- [What you have to do]:
Determine how many lines in this listing contain the word "comments" and report that number by itself.

= = =

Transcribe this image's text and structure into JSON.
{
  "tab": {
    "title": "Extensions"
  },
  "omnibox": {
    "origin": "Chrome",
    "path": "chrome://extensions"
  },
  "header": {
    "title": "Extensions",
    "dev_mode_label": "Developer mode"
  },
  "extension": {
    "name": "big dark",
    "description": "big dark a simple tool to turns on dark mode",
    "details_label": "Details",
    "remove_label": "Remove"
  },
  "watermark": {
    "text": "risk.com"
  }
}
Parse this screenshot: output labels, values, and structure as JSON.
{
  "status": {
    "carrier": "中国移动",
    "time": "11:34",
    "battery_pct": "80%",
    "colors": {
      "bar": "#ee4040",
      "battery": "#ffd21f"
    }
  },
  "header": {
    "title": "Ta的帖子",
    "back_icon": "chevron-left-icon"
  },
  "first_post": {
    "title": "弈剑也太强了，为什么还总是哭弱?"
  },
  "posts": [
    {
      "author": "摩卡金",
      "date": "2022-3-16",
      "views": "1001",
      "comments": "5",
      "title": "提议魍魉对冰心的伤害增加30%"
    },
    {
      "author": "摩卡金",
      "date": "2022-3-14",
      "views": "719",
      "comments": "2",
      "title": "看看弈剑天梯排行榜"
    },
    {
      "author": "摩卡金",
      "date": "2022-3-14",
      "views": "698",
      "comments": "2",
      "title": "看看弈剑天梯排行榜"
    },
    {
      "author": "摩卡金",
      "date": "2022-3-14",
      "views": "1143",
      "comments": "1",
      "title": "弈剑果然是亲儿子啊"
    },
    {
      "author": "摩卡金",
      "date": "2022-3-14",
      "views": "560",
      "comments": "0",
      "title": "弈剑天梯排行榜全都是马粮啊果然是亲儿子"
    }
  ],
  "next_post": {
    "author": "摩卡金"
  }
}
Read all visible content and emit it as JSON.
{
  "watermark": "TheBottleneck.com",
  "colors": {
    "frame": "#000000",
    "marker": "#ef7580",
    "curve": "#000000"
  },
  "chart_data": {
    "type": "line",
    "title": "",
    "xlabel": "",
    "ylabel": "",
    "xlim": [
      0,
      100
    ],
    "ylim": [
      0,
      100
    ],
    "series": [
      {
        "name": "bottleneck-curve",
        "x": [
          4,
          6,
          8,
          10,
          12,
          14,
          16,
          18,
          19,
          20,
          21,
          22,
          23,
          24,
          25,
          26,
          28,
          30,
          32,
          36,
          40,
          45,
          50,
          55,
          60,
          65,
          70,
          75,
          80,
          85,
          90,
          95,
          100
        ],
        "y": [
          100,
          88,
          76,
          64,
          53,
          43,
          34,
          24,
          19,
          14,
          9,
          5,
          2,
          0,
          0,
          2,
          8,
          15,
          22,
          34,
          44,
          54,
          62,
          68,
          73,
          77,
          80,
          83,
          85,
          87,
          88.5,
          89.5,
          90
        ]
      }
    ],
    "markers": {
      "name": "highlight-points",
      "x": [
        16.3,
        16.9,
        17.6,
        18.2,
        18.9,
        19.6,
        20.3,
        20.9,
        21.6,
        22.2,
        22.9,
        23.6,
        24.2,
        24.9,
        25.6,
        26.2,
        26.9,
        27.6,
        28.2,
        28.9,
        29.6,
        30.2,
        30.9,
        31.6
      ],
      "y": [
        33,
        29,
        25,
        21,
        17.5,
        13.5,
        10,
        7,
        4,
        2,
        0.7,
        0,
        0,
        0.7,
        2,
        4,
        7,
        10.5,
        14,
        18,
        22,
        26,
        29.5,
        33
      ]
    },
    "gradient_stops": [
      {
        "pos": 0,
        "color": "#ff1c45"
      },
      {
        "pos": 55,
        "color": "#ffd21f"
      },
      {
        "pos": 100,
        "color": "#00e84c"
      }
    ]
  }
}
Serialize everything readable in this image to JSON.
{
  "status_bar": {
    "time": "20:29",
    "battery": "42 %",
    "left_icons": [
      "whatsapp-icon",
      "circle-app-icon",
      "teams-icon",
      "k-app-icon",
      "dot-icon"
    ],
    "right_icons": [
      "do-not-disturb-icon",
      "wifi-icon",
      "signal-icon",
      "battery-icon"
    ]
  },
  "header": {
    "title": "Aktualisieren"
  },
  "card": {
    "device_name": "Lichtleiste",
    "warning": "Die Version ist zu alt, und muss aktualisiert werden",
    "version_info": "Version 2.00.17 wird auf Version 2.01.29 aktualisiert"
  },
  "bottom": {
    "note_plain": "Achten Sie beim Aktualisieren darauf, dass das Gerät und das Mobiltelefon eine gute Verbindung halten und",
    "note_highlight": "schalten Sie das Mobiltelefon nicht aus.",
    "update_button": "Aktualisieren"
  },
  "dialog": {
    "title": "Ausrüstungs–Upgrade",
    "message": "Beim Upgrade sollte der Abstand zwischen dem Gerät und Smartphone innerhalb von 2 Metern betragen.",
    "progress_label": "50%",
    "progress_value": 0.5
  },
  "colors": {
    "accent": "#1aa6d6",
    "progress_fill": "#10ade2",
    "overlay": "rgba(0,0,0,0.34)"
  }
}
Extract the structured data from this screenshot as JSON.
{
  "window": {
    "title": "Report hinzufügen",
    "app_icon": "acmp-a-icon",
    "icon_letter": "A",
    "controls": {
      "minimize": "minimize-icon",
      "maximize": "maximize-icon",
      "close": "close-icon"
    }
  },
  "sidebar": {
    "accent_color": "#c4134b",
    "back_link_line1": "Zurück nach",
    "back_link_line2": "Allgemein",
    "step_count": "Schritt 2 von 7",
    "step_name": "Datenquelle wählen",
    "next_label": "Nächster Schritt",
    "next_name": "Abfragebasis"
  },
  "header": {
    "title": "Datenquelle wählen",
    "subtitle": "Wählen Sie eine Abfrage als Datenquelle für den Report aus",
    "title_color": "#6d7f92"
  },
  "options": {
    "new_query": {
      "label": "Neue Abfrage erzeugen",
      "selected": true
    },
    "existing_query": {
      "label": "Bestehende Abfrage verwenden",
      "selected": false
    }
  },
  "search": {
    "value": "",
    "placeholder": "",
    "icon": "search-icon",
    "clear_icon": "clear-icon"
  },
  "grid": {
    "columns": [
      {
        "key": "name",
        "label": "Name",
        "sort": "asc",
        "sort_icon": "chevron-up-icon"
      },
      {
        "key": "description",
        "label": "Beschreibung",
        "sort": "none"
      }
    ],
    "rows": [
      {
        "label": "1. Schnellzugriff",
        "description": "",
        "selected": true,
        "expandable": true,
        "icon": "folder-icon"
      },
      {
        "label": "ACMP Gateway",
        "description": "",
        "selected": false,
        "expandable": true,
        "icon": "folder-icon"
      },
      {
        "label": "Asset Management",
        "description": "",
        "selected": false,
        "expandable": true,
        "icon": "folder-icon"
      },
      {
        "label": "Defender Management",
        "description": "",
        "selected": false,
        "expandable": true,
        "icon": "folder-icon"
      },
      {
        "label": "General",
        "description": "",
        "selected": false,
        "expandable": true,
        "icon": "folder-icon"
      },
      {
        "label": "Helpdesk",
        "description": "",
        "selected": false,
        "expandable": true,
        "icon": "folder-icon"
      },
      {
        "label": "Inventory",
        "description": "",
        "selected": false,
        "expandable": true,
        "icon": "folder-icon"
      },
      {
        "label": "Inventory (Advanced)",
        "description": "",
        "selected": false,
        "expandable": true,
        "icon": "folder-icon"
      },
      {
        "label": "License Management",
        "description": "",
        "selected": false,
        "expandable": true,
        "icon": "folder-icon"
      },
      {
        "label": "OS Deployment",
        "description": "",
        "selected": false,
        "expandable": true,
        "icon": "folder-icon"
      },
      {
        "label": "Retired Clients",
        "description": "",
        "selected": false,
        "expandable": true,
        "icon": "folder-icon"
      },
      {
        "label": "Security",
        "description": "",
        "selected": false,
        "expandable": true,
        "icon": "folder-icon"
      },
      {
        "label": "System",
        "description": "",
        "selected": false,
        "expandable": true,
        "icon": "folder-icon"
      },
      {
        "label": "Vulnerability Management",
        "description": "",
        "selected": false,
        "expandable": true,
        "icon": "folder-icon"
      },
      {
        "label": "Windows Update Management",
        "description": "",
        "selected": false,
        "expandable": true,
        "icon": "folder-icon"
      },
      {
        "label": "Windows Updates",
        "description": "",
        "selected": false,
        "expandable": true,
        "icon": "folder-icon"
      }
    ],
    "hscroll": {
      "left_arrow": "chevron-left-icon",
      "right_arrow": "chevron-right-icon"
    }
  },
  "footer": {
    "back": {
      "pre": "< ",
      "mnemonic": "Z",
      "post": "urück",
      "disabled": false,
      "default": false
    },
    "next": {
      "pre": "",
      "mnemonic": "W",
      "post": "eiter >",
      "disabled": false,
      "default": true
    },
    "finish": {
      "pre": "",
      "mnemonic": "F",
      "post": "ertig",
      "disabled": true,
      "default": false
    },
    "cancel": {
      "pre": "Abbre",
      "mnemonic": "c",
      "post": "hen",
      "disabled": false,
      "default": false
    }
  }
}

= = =

- [Output below]:
5